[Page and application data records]
+ + + +

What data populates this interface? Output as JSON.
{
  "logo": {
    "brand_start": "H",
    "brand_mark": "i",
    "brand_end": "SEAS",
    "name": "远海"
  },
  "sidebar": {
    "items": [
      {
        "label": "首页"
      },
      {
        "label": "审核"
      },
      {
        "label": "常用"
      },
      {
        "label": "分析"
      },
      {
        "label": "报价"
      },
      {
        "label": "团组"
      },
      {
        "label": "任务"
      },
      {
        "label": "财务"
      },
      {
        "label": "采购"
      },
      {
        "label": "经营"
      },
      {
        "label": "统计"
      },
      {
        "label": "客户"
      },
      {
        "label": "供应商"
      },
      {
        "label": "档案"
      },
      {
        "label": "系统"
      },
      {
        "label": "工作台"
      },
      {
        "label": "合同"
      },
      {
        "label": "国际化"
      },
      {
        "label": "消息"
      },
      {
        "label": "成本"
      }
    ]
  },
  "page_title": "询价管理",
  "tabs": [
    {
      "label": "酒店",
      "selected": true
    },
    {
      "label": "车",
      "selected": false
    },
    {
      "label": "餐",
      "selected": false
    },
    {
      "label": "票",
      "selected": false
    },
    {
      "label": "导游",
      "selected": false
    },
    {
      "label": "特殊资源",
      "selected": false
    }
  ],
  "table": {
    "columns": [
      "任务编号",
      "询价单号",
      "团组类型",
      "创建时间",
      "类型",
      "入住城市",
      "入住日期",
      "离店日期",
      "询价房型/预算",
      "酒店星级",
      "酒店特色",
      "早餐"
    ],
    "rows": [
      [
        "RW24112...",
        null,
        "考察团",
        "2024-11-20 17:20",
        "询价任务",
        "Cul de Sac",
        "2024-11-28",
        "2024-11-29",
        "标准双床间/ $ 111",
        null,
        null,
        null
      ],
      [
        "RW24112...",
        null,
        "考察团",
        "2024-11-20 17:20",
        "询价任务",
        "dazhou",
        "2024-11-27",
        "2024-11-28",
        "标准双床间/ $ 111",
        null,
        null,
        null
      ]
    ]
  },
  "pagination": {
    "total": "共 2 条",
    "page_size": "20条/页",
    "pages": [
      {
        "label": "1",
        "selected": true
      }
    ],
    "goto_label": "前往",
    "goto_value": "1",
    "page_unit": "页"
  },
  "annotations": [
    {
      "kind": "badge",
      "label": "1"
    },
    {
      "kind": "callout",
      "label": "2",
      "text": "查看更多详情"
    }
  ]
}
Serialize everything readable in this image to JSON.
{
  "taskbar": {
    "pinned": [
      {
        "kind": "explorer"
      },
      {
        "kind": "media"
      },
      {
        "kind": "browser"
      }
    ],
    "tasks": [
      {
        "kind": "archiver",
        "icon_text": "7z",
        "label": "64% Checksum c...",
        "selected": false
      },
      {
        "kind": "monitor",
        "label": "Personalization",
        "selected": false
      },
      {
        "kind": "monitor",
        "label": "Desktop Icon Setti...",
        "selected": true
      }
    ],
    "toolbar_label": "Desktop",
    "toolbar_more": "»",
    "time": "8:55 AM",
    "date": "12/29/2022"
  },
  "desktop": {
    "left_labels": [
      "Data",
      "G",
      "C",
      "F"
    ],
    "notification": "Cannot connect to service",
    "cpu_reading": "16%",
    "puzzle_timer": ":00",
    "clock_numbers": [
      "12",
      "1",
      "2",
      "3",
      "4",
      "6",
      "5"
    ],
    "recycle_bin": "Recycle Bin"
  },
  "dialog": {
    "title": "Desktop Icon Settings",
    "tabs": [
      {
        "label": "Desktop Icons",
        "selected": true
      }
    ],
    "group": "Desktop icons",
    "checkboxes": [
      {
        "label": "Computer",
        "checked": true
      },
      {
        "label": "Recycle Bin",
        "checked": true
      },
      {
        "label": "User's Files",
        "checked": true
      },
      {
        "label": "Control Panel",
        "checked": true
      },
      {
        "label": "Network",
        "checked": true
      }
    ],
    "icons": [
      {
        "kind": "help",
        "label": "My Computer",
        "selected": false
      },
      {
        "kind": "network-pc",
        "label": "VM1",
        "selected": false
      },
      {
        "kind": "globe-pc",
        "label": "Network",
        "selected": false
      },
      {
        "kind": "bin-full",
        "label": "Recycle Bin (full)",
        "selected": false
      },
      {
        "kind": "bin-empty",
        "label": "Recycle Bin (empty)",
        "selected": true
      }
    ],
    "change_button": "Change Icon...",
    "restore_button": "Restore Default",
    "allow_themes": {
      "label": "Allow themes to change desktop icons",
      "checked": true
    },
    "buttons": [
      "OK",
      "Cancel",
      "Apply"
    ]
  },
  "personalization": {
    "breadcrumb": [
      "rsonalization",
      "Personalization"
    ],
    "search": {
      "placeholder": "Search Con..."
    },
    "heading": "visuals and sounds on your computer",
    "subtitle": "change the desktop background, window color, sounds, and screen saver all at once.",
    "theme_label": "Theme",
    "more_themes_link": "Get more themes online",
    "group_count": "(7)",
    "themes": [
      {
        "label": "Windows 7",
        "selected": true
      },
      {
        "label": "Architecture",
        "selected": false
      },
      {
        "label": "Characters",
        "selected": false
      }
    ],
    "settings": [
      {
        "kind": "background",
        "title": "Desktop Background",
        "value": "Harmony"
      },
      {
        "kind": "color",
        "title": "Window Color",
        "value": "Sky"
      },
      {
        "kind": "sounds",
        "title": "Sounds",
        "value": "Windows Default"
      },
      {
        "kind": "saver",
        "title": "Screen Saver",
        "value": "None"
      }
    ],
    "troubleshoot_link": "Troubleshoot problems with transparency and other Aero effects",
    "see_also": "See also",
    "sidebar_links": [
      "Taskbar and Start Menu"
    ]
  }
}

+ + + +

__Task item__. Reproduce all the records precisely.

__Task output__.
What data populates this interface? Output as JSON.
{
  "logo": {
    "brand_start": "H",
    "brand_mark": "i",
    "brand_end": "SEAS",
    "name": "远海"
  },
  "sidebar": {
    "items": [
      {
        "label": "首页"
      },
      {
        "label": "审核"
      },
      {
        "label": "常用"
      },
      {
        "label": "分析"
      },
      {
        "label": "报价"
      },
      {
        "label": "团组"
      },
      {
        "label": "任务"
      },
      {
        "label": "财务"
      },
      {
        "label": "采购"
      },
      {
        "label": "经营"
      },
      {
        "label": "统计"
      },
      {
        "label": "客户"
      },
      {
        "label": "供应商"
      },
      {
        "label": "档案"
      },
      {
        "label": "系统"
      },
      {
        "label": "工作台"
      },
      {
        "label": "合同"
      },
      {
        "label": "国际化"
      },
      {
        "label": "消息"
      },
      {
        "label": "成本"
      }
    ]
  },
  "page_title": "询价管理",
  "tabs": [
    {
      "label": "酒店",
      "selected": true
    },
    {
      "label": "车",
      "selected": false
    },
    {
      "label": "餐",
      "selected": false
    },
    {
      "label": "票",
      "selected": false
    },
    {
      "label": "导游",
      "selected": false
    },
    {
      "label": "特殊资源",
      "selected": false
    }
  ],
  "table": {
    "columns": [
      "任务编号",
      "询价单号",
      "团组类型",
      "创建时间",
      "类型",
      "入住城市",
      "入住日期",
      "离店日期",
      "询价房型/预算",
      "酒店星级",
      "酒店特色",
      "早餐"
    ],
    "rows": [
      [
        "RW24112...",
        null,
        "考察团",
        "2024-11-20 17:20",
        "询价任务",
        "Cul de Sac",
        "2024-11-28",
        "2024-11-29",
        "标准双床间/ $ 111",
        null,
        null,
        null
      ],
      [
        "RW24112...",
        null,
        "考察团",
        "2024-11-20 17:20",
        "询价任务",
        "dazhou",
        "2024-11-27",
        "2024-11-28",
        "标准双床间/ $ 111",
        null,
        null,
        null
      ]
    ]
  },
  "pagination": {
    "total": "共 2 条",
    "page_size": "20条/页",
    "pages": [
      {
        "label": "1",
        "selected": true
      }
    ],
    "goto_label": "前往",
    "goto_value": "1",
    "page_unit": "页"
  },
  "annotations": [
    {
      "kind": "badge",
      "label": "1"
    },
    {
      "kind": "callout",
      "label": "2",
      "text": "查看更多详情"
    }
  ]
}
Serialize everything readable in this image to JSON.
{
  "taskbar": {
    "pinned": [
      {
        "kind": "explorer"
      },
      {
        "kind": "media"
      },
      {
        "kind": "browser"
      }
    ],
    "tasks": [
      {
        "kind": "archiver",
        "icon_text": "7z",
        "label": "64% Checksum c...",
        "selected": false
      },
      {
        "kind": "monitor",
        "label": "Personalization",
        "selected": false
      },
      {
        "kind": "monitor",
        "label": "Desktop Icon Setti...",
        "selected": true
      }
    ],
    "toolbar_label": "Desktop",
    "toolbar_more": "»",
    "time": "8:55 AM",
    "date": "12/29/2022"
  },
  "desktop": {
    "left_labels": [
      "Data",
      "G",
      "C",
      "F"
    ],
    "notification": "Cannot connect to service",
    "cpu_reading": "16%",
    "puzzle_timer": ":00",
    "clock_numbers": [
      "12",
      "1",
      "2",
      "3",
      "4",
      "6",
      "5"
    ],
    "recycle_bin": "Recycle Bin"
  },
  "dialog": {
    "title": "Desktop Icon Settings",
    "tabs": [
      {
        "label": "Desktop Icons",
        "selected": true
      }
    ],
    "group": "Desktop icons",
    "checkboxes": [
      {
        "label": "Computer",
        "checked": true
      },
      {
        "label": "Recycle Bin",
        "checked": true
      },
      {
        "label": "User's Files",
        "checked": true
      },
      {
        "label": "Control Panel",
        "checked": true
      },
      {
        "label": "Network",
        "checked": true
      }
    ],
    "icons": [
      {
        "kind": "help",
        "label": "My Computer",
        "selected": false
      },
      {
        "kind": "network-pc",
        "label": "VM1",
        "selected": false
      },
      {
        "kind": "globe-pc",
        "label": "Network",
        "selected": false
      },
      {
        "kind": "bin-full",
        "label": "Recycle Bin (full)",
        "selected": false
      },
      {
        "kind": "bin-empty",
        "label": "Recycle Bin (empty)",
        "selected": true
      }
    ],
    "change_button": "Change Icon...",
    "restore_button": "Restore Default",
    "allow_themes": {
      "label": "Allow themes to change desktop icons",
      "checked": true
    },
    "buttons": [
      "OK",
      "Cancel",
      "Apply"
    ]
  },
  "personalization": {
    "breadcrumb": [
      "rsonalization",
      "Personalization"
    ],
    "search": {
      "placeholder": "Search Con..."
    },
    "heading": "visuals and sounds on your computer",
    "subtitle": "change the desktop background, window color, sounds, and screen saver all at once.",
    "theme_label": "Theme",
    "more_themes_link": "Get more themes online",
    "group_count": "(7)",
    "themes": [
      {
        "label": "Windows 7",
        "selected": true
      },
      {
        "label": "Architecture",
        "selected": false
      },
      {
        "label": "Characters",
        "selected": false
      }
    ],
    "settings": [
      {
        "kind": "background",
        "title": "Desktop Background",
        "value": "Harmony"
      },
      {
        "kind": "color",
        "title": "Window Color",
        "value": "Sky"
      },
      {
        "kind": "sounds",
        "title": "Sounds",
        "value": "Windows Default"
      },
      {
        "kind": "saver",
        "title": "Screen Saver",
        "value": "None"
      }
    ],
    "troubleshoot_link": "Troubleshoot problems with transparency and other Aero effects",
    "see_also": "See also",
    "sidebar_links": [
      "Taskbar and Start Menu"
    ]
  }
}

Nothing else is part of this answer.